In the 80’s Van Halen was the biggest rock band in the world.
Their live performances were legendary, as was their artist rider, a part of the performance contract that specifies everything the artist requires to perform that day.
Van Halen’s long rider had “a large bowl of M&Ms, all brown ones removed.”
This was dismissed as typical rock star diva behaviour. But it turns out it was actually a shrewd and efficient business move.
The M&M line was inserted after many pages of important technical and safety specs.
So the band used it as an easy indicator of whether the promoter did their due diligence and carefully read every page.
All the band had to do was look for the M&M bowl. If they saw any brown ones they knew their road crew had to do a thorough safety check of the entire stage setup, as something subtle but very important could be out of place.
I use “easy indicators” when troubleshooting progress plateaus. I ask questions or request data, but it’s mainly to find out where to start troubleshooting.

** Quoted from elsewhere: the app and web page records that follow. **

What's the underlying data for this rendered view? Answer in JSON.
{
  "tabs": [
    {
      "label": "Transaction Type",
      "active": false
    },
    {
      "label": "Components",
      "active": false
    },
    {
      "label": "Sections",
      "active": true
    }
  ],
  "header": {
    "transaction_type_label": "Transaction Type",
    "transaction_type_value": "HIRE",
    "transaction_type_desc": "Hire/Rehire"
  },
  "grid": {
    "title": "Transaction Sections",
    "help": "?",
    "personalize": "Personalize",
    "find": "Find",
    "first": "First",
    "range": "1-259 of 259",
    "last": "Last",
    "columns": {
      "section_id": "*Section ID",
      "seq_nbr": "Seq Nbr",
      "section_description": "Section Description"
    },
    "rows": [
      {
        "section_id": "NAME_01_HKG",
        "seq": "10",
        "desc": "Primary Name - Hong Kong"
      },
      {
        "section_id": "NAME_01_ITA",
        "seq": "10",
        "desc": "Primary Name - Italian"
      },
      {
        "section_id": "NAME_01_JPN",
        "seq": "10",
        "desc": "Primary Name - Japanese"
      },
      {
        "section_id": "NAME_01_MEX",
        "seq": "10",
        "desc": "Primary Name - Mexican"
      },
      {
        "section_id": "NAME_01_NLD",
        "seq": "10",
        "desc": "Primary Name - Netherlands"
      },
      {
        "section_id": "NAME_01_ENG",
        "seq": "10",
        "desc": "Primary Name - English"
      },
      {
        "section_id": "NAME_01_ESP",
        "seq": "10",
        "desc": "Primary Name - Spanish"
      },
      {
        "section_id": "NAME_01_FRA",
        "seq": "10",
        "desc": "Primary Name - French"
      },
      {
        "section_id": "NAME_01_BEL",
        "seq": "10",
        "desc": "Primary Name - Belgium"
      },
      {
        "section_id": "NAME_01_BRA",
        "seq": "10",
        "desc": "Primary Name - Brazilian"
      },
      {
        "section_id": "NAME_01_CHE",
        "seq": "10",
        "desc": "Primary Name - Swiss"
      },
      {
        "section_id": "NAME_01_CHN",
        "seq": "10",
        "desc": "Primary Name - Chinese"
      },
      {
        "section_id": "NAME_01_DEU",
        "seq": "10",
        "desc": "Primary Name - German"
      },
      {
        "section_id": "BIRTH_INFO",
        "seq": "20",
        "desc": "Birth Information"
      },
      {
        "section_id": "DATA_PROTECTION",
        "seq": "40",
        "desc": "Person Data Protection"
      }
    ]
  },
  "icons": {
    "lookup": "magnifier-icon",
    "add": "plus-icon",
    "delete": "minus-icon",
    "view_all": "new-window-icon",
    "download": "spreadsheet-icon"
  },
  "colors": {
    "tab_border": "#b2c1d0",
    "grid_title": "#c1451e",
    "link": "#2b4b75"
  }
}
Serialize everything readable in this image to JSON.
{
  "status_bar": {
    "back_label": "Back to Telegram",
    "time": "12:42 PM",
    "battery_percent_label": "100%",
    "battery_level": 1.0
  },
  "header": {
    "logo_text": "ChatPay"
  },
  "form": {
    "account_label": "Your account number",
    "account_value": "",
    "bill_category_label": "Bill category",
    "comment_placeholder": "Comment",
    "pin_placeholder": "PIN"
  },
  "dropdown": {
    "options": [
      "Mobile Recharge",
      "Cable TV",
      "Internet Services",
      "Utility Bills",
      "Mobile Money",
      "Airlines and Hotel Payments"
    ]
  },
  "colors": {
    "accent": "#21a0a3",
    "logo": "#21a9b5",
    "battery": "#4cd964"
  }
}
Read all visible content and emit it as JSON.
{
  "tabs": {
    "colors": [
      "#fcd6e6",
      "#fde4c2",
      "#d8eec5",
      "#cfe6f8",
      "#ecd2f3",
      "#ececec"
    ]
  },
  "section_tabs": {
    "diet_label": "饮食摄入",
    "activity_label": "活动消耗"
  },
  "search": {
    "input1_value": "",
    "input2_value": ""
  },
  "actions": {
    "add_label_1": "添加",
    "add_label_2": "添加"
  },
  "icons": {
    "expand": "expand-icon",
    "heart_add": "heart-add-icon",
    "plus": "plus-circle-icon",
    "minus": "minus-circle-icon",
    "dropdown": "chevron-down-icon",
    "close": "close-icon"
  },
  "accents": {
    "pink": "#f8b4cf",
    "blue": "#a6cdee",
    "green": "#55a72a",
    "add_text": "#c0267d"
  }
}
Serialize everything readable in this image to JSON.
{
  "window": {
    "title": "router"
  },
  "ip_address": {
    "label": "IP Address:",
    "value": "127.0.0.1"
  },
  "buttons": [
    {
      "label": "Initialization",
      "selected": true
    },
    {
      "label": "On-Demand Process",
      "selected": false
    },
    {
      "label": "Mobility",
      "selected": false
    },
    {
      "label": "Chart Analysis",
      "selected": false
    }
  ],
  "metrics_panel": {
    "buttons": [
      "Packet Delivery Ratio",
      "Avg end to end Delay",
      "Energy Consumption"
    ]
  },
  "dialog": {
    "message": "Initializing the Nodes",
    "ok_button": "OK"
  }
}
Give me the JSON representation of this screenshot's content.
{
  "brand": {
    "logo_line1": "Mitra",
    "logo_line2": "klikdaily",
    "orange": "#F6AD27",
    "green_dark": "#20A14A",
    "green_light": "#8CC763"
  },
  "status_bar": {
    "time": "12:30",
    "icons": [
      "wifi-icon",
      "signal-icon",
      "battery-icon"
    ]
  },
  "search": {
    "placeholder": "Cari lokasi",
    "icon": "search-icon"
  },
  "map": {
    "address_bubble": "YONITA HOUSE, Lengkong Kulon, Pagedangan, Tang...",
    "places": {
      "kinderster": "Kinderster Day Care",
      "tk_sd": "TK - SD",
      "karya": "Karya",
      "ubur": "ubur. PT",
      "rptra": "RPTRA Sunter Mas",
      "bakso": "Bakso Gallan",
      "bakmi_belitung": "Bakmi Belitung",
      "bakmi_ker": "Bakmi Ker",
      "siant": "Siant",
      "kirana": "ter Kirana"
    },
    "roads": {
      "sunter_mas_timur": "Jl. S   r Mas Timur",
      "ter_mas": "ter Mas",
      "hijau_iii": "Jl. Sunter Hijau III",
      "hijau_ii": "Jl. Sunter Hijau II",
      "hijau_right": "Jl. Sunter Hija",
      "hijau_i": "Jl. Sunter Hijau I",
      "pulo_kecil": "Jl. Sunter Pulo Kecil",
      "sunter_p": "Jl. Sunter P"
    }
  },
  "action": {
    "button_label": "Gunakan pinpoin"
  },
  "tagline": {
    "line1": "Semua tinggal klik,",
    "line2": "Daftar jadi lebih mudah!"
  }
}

How many calories do you eat a day? If the answer is “I don’t know” then it’s probably too many or not enough, which paves the way for the “keep a food log” lecture. Perfectly round numbers every day of the week is another red flag.
Same with how much protein they eat in a day. “I don’t know” suggest it’s probably not enough and time to check the food log.
Whats your favorite exercise? If the answer is bench press they probably need a lot more rowing and to start dating a squat rack.
The key is the WHY behind every answer, not the answer itself.
Why is getting in enough protein a problem? Is it a palate preference or just poor planning?
Why is sleep so lousy? Is it job stress, kids, or too much exercise?
This sets you on the path towards solving problems, not just identifying them.
So rather than telling someone with a stressful job to “chill out more” you can help pinpoint what IS stressing them and perhaps offer solutions, if possible, or at least work around them as best you can.
It all starts with trying to collect a little data. What that process reveals or teaches you is far more important than the data itself.